But Korea's defensive maladies did not stop. The back line stalled as Algerian midfielder Sofiane Feghouli slid the ball left to midfielder Yacine Brahimi, who slotted it squarely behind goalkeeper Jung Sung-ryong on 62 minutes.
With the score at 4-1, Korea's offence did not give up. Second-half substitute Kim Shin-wook, who came on for forward Park Chu-young, headed the ball down to Son in the area in the 72nd minute. Son's shot was blocked, but spilled to Lee Keun-ho, who sent it back across the face of the goal for captain Koo Ja-cheol to finish from close range.
Koo took no time to celebrate and sprinted straight back to the centre to restart play.
With 10 minutes to go, the Koreans began firing desperate long balls to "Our Giant" Kim, towering at 1.96 meters tall in the front, but he had little assistance to play out attacks.
In Korea's final attempts to score, Son blasted a free kick into the Algerian wall, but they only half cleared. Then Kim brought down a header for the onrushing striker Ji Dong-won, but Ji's shot flew just wide of the far post.
The defeated South Korean squad made its rounds at the end of the match to pay gratitude to the thousands of red-shirted supporters in the stands before leaving the pitch.
Coach Hong criticised the lack of communication in defence and offence, particularly when they saw the Algerian attackers moving.
"It's important for the defensive players to communicate among each other. I think it was a good experience. It's something we can learn from, though the three goals we gave up in the first half were really regrettable," he said. "We'll have to put this loss (behind us) and prepare for the Belgium match."
Algerian coach Vahid Halilhodzic concurred that Korea's defence seemed to panic under pressure, and allowed his offence to take advantage of spaces.
"If you look at our tactics, we played in intervals and in depths. … Brahimi used the intervals and the spaces that the Korean team left. And then we counterattacked, we played in depth, and this is why there were many goal opportunities," he said. "The Korean team is well structured and they do their pressing very well, but when they have (the ball played deep on their side), it's a problem for them."
Algeria basked in the fresh possibility of reaching the Round of 16 for the first time. After being defeated by Belgium 2-1 last week, a victory against Russia would send Algeria to the knockout rounds.
"You have to thank the coach. We did whatever we could," said Man of the Match Slimani, who scored the first goal and assisted in the second. "It is a dream to reach the knockout stage and it's our aim."
Halilhodzic praised his players for an "almost perfect" first half, where they capitalised on the space available and maintained an impenetrable defence. The victory reflected three years of rebuilding a team, then ranked in the mid-50s, which now stands at world's No. 22 and is the best in Africa, he noted.

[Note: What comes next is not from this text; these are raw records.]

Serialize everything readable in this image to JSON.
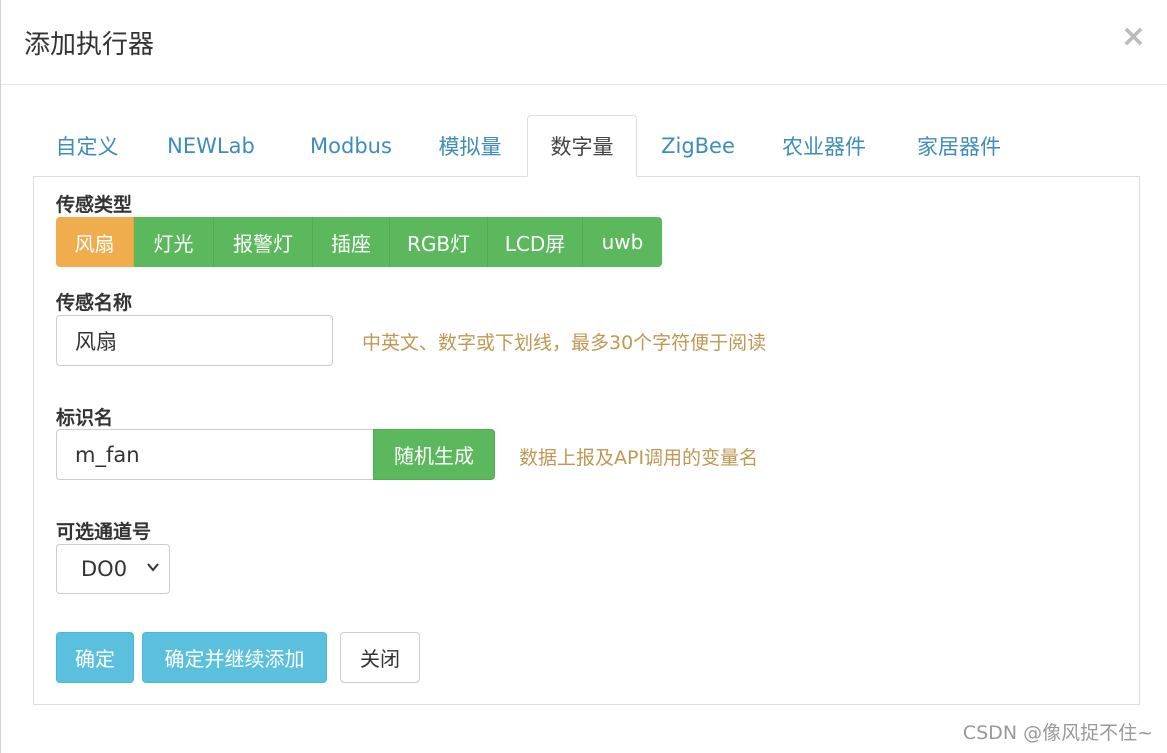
{
  "dialog": {
    "title": "添加执行器",
    "close_glyph": "×"
  },
  "tabs": [
    {
      "label": "自定义"
    },
    {
      "label": "NEWLab"
    },
    {
      "label": "Modbus"
    },
    {
      "label": "模拟量"
    },
    {
      "label": "数字量",
      "active": true
    },
    {
      "label": "ZigBee"
    },
    {
      "label": "农业器件"
    },
    {
      "label": "家居器件"
    }
  ],
  "sensor_type": {
    "label": "传感类型",
    "options": [
      "风扇",
      "灯光",
      "报警灯",
      "插座",
      "RGB灯",
      "LCD屏",
      "uwb"
    ],
    "selected": "风扇"
  },
  "sensor_name": {
    "label": "传感名称",
    "value": "风扇",
    "hint": "中英文、数字或下划线，最多30个字符便于阅读"
  },
  "identifier": {
    "label": "标识名",
    "value": "m_fan",
    "random_button": "随机生成",
    "hint": "数据上报及API调用的变量名"
  },
  "channel": {
    "label": "可选通道号",
    "selected": "DO0"
  },
  "actions": {
    "confirm": "确定",
    "confirm_continue": "确定并继续添加",
    "close": "关闭"
  },
  "watermark": "CSDN @像风捉不住~",
  "colors": {
    "link": "#3c8dbc",
    "success": "#5cb85c",
    "warning": "#f0ad4e",
    "info": "#5bc0de",
    "hint": "#c09853"
  }
}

"I think after each match, we will get better and better. And I think that this victory, after 32 years, will do a lot for us. We are in high spirits," he said.

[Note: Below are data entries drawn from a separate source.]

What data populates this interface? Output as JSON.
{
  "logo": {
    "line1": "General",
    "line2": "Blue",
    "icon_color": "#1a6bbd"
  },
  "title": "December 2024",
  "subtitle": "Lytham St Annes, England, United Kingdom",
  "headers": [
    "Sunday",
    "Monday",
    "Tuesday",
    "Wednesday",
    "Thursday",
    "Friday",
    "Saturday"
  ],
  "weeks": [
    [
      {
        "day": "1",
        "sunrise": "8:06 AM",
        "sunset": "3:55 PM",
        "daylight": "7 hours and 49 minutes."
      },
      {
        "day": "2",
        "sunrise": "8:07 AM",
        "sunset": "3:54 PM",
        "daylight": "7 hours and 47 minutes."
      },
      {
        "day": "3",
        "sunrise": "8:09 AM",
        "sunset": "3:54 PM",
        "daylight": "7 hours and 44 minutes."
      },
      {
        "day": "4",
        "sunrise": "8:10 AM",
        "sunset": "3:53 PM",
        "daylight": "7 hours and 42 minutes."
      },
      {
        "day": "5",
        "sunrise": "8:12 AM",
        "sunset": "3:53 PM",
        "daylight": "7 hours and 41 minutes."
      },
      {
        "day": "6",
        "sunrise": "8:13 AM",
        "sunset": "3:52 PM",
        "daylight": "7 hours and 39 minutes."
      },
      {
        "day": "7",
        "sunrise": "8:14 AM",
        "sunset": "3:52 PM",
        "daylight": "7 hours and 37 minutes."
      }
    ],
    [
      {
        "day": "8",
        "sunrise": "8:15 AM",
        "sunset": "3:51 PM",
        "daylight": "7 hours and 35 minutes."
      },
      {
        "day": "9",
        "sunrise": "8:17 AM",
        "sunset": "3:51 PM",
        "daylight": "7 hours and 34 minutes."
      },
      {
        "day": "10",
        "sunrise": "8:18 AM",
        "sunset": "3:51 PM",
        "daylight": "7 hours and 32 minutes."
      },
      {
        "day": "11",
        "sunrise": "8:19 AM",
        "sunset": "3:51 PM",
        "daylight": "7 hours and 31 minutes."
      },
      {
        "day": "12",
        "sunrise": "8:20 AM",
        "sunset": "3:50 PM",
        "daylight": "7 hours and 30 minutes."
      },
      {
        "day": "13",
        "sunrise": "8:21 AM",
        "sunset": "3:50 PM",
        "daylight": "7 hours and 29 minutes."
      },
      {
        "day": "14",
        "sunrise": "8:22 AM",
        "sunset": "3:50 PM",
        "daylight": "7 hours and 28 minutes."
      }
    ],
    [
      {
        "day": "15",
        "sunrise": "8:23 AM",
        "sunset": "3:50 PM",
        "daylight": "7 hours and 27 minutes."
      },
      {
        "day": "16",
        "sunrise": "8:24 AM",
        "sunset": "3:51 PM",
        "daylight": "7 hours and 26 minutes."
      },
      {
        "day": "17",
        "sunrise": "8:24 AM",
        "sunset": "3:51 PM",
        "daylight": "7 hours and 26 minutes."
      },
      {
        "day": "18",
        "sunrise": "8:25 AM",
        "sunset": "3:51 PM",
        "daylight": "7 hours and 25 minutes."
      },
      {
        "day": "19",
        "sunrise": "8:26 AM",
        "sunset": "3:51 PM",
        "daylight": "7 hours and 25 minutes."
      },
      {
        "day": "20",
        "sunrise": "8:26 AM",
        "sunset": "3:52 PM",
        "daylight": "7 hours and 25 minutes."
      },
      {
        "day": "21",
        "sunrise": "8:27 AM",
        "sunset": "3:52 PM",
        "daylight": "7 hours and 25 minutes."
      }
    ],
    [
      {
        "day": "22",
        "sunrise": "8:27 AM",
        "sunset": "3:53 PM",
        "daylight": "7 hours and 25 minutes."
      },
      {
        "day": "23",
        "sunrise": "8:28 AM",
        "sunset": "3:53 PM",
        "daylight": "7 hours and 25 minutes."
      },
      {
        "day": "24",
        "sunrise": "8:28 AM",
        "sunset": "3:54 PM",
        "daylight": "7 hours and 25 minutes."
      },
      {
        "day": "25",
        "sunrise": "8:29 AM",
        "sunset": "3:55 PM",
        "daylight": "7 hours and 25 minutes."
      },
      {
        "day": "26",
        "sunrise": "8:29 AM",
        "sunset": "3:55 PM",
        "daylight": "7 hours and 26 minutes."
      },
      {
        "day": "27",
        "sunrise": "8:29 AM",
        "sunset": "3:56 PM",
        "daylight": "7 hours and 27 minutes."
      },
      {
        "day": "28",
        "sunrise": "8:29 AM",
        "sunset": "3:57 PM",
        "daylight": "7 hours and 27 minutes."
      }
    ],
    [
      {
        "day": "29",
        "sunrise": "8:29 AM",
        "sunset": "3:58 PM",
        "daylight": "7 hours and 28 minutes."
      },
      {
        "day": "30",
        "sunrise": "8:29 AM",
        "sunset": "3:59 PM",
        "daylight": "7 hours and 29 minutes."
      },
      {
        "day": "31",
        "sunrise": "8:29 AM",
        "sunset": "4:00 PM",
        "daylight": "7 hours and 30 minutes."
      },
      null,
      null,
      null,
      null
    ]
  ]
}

"There will be an additional challenge, which is to win against Russia," he added. "And this would be great for Algerian football to reach the knockout stage. It will be complicated, but everything is possible."
Earlier in the day, fellow Group H contenders Belgium and Russia played a stalemate until the 88th minute, when Belgium's Divock Origi scored the lone goal.

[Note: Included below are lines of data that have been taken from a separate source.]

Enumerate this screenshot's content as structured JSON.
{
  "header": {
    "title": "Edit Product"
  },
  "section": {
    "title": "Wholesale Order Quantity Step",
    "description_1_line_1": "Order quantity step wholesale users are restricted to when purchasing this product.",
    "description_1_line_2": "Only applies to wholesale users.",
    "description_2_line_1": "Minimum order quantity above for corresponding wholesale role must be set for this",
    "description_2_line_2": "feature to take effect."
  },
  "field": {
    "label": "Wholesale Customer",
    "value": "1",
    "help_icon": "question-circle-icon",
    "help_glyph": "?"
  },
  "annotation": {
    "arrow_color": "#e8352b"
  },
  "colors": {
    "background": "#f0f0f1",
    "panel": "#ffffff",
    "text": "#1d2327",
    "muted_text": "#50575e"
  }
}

With Sunday's matches, Belgium sits atop the group with six points, followed by Algeria with three and Russia and Korea tied with one. The best two teams of Group H will take on the top two of Group G, consisting of Germany, the US, Ghana and Portugal.
South Korea plays Belgium in Sao Paulo on June 26 while Algeria heads to Curitiba to take on Russia for the final set of group matches.